STUDY: Teens Who Sext Are More Likely To Be Sexually Active
Birds, Bees And Bytes.
Teenagers are walking bags of hormonal rage. So when you give them a way to easily share those impulses with each other, it's not hard to imagine what will happen next. According to a new study, teenagers who text each other their dirty little thoughts are more likely to engage in dirty little acts.
A study conducted at the University of Southern California, Los Angeles, surveyed data collected about 1,800 students in Los Angeles between the ages of 12 and 18.
Researchers found that teens who engaged in sexting -- the sending of sexually explicit text messages -- were more likely to be sexually active. They were also more likely to engage in unprotected sex.
Those with friends who sexted were 17 times more likely to sext themselves.
"It's surprising in some ways that sexting isn't an alternative to risky sexual behaviors, it's part of the [same] landscape," says lead researcher Eric Rice, PhD, assistant professor of social work at the University of Southern California, Los Angeles.
Rice says the issue of sexting should be addressed in sex education classes, but if not parents should take the opportunity the study provides to bring it up with their children.

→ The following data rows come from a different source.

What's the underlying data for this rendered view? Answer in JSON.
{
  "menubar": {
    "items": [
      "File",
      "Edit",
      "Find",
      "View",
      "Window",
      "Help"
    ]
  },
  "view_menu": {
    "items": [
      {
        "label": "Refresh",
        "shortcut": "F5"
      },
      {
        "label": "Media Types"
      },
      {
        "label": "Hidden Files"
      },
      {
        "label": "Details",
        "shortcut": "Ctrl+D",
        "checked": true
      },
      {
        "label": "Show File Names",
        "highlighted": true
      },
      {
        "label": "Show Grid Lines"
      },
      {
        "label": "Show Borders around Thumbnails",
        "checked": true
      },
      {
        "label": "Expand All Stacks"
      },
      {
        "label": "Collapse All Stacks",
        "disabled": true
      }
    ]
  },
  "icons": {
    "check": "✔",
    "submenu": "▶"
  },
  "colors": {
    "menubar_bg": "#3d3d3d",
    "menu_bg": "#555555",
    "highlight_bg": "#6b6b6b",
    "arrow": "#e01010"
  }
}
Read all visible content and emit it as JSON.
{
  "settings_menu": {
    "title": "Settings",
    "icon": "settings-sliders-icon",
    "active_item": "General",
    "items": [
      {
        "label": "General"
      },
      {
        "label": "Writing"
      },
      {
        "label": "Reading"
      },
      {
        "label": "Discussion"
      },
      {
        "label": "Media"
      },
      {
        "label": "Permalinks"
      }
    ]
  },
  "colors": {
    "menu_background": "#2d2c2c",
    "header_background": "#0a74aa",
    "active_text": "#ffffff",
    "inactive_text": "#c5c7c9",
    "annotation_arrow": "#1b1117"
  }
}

"I don't want to be alarmist, but I do think that parents who suspect their kids are sexting should be aware of the probability their kids are involved in other sexual behavior as well," Rice said. "They probably should worry insofar as it's likely their teens are sexually active and not using birth control."
The study was published online in the journal Pediatrics.